■ **Exercise brief**
Locate and copy each line in the data that contains the word "name".

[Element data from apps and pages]

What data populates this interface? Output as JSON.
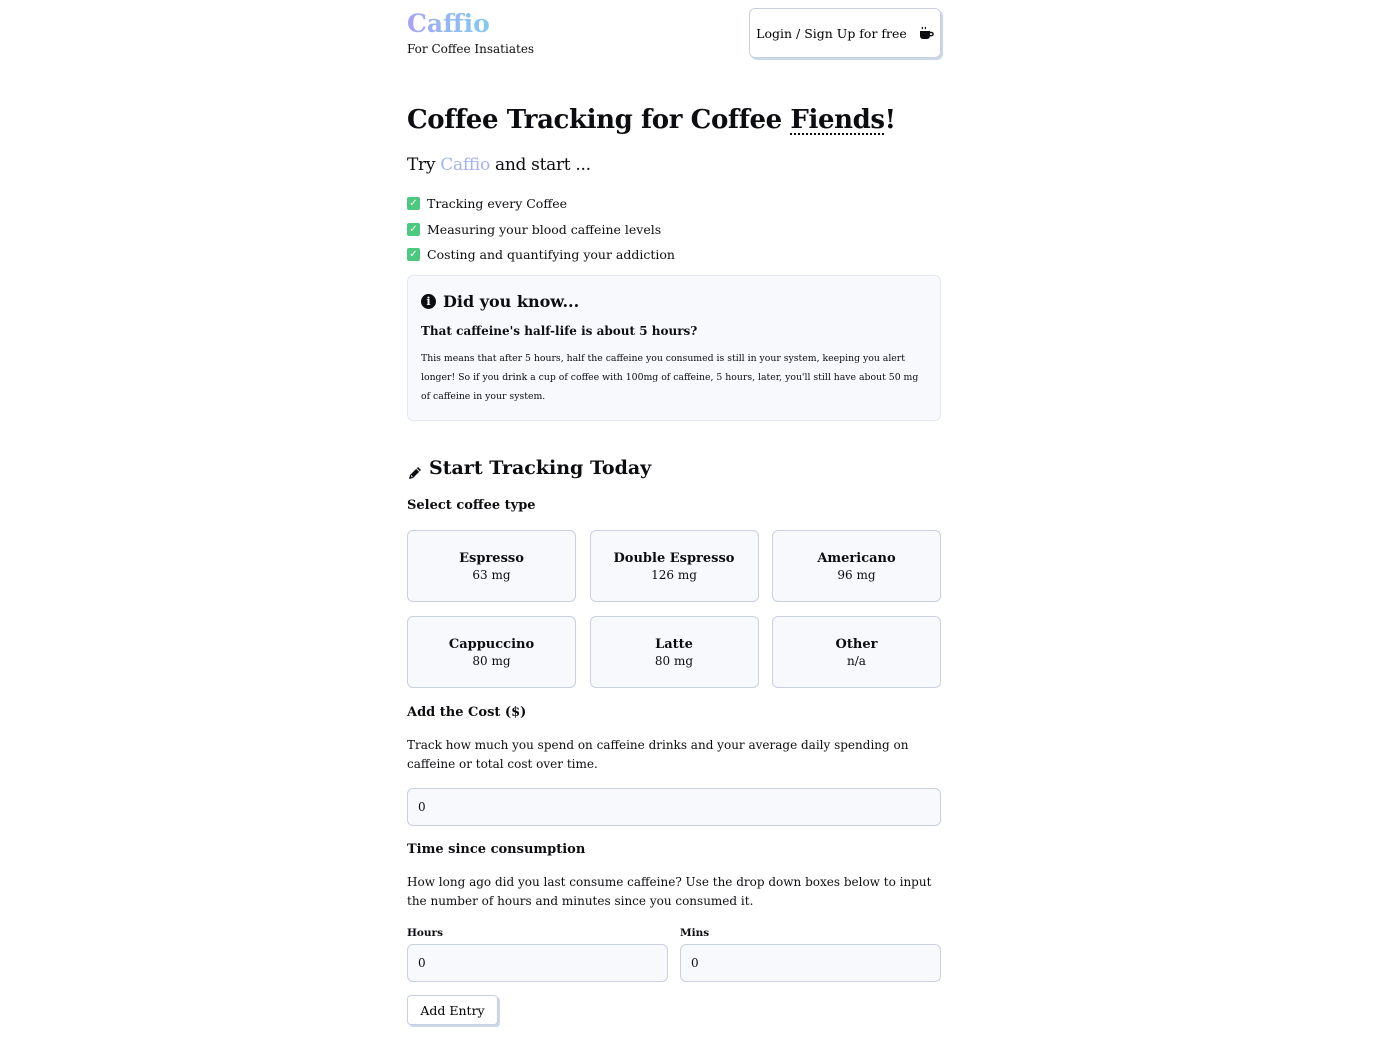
{
  "header": {
    "logo": "Caffio",
    "tagline": "For Coffee Insatiates",
    "login_label": "Login / Sign Up for free",
    "login_icon": "coffee-cup-icon"
  },
  "hero": {
    "title_prefix": "Coffee Tracking for Coffee ",
    "title_emphasis": "Fiends",
    "title_suffix": "!",
    "sub_prefix": "Try ",
    "sub_brand": "Caffio",
    "sub_suffix": " and start ..."
  },
  "features": [
    "Tracking every Coffee",
    "Measuring your blood caffeine levels",
    "Costing and quantifying your addiction"
  ],
  "info": {
    "title": "Did you know...",
    "question": "That caffeine's half-life is about 5 hours?",
    "text": "This means that after 5 hours, half the caffeine you consumed is still in your system, keeping you alert longer! So if you drink a cup of coffee with 100mg of caffeine, 5 hours, later, you'll still have about 50 mg of caffeine in your system."
  },
  "tracking": {
    "title": "Start Tracking Today",
    "select_label": "Select coffee type",
    "coffee_types": [
      {
        "name": "Espresso",
        "mg": "63 mg"
      },
      {
        "name": "Double Espresso",
        "mg": "126 mg"
      },
      {
        "name": "Americano",
        "mg": "96 mg"
      },
      {
        "name": "Cappuccino",
        "mg": "80 mg"
      },
      {
        "name": "Latte",
        "mg": "80 mg"
      },
      {
        "name": "Other",
        "mg": "n/a"
      }
    ],
    "cost_label": "Add the Cost ($)",
    "cost_text": "Track how much you spend on caffeine drinks and your average daily spending on caffeine or total cost over time.",
    "cost_value": "0",
    "time_label": "Time since consumption",
    "time_text": "How long ago did you last consume caffeine? Use the drop down boxes below to input the number of hours and minutes since you consumed it.",
    "hours_label": "Hours",
    "hours_value": "0",
    "mins_label": "Mins",
    "mins_value": "0",
    "add_button": "Add Entry"
  },
  "colors": {
    "brand_start": "#a7a2f7",
    "brand_end": "#82cbf2",
    "check": "#4cc87f"
  }
}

■ **Exercise solution**
        "name": "Espresso",
        "name": "Double Espresso",
        "name": "Americano",
        "name": "Cappuccino",
        "name": "Latte",
        "name": "Other",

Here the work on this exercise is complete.